• _HOW TO COMPLETE THIS TASK_
Print every entry again exactly, with no pictures.

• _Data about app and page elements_

=== Section Start ===

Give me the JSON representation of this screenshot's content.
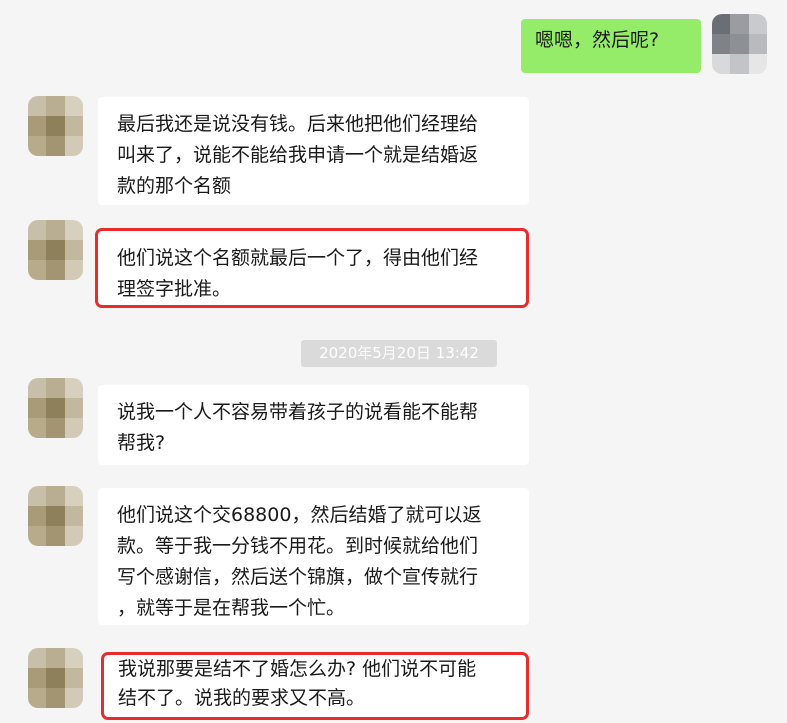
{
  "colors": {
    "background": "#f5f5f5",
    "self_bubble": "#95ec69",
    "other_bubble": "#ffffff",
    "highlight_border": "#e82c2c",
    "timestamp_bg": "#dadada"
  },
  "messages": [
    {
      "sender": "self",
      "lines": [
        "嗯嗯，然后呢?"
      ]
    },
    {
      "sender": "other",
      "lines": [
        "最后我还是说没有钱。后来他把他们经理给",
        "叫来了，说能不能给我申请一个就是结婚返",
        "款的那个名额"
      ]
    },
    {
      "sender": "other",
      "highlighted": true,
      "lines": [
        "他们说这个名额就最后一个了，得由他们经",
        "理签字批准。"
      ]
    },
    {
      "sender": "other",
      "lines": [
        "说我一个人不容易带着孩子的说看能不能帮",
        "帮我?"
      ]
    },
    {
      "sender": "other",
      "lines": [
        "他们说这个交68800，然后结婚了就可以返",
        "款。等于我一分钱不用花。到时候就给他们",
        "写个感谢信，然后送个锦旗，做个宣传就行",
        "，就等于是在帮我一个忙。"
      ]
    },
    {
      "sender": "other",
      "highlighted": true,
      "lines": [
        "我说那要是结不了婚怎么办? 他们说不可能",
        "结不了。说我的要求又不高。"
      ]
    }
  ],
  "timestamp": "2020年5月20日 13:42"
}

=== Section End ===

• _RESULT OF THE TASK_
Give me the JSON representation of this screenshot's content.
{
  "colors": {
    "background": "#f5f5f5",
    "self_bubble": "#95ec69",
    "other_bubble": "#ffffff",
    "highlight_border": "#e82c2c",
    "timestamp_bg": "#dadada"
  },
  "messages": [
    {
      "sender": "self",
      "lines": [
        "嗯嗯，然后呢?"
      ]
    },
    {
      "sender": "other",
      "lines": [
        "最后我还是说没有钱。后来他把他们经理给",
        "叫来了，说能不能给我申请一个就是结婚返",
        "款的那个名额"
      ]
    },
    {
      "sender": "other",
      "highlighted": true,
      "lines": [
        "他们说这个名额就最后一个了，得由他们经",
        "理签字批准。"
      ]
    },
    {
      "sender": "other",
      "lines": [
        "说我一个人不容易带着孩子的说看能不能帮",
        "帮我?"
      ]
    },
    {
      "sender": "other",
      "lines": [
        "他们说这个交68800，然后结婚了就可以返",
        "款。等于我一分钱不用花。到时候就给他们",
        "写个感谢信，然后送个锦旗，做个宣传就行",
        "，就等于是在帮我一个忙。"
      ]
    },
    {
      "sender": "other",
      "highlighted": true,
      "lines": [
        "我说那要是结不了婚怎么办? 他们说不可能",
        "结不了。说我的要求又不高。"
      ]
    }
  ],
  "timestamp": "2020年5月20日 13:42"
}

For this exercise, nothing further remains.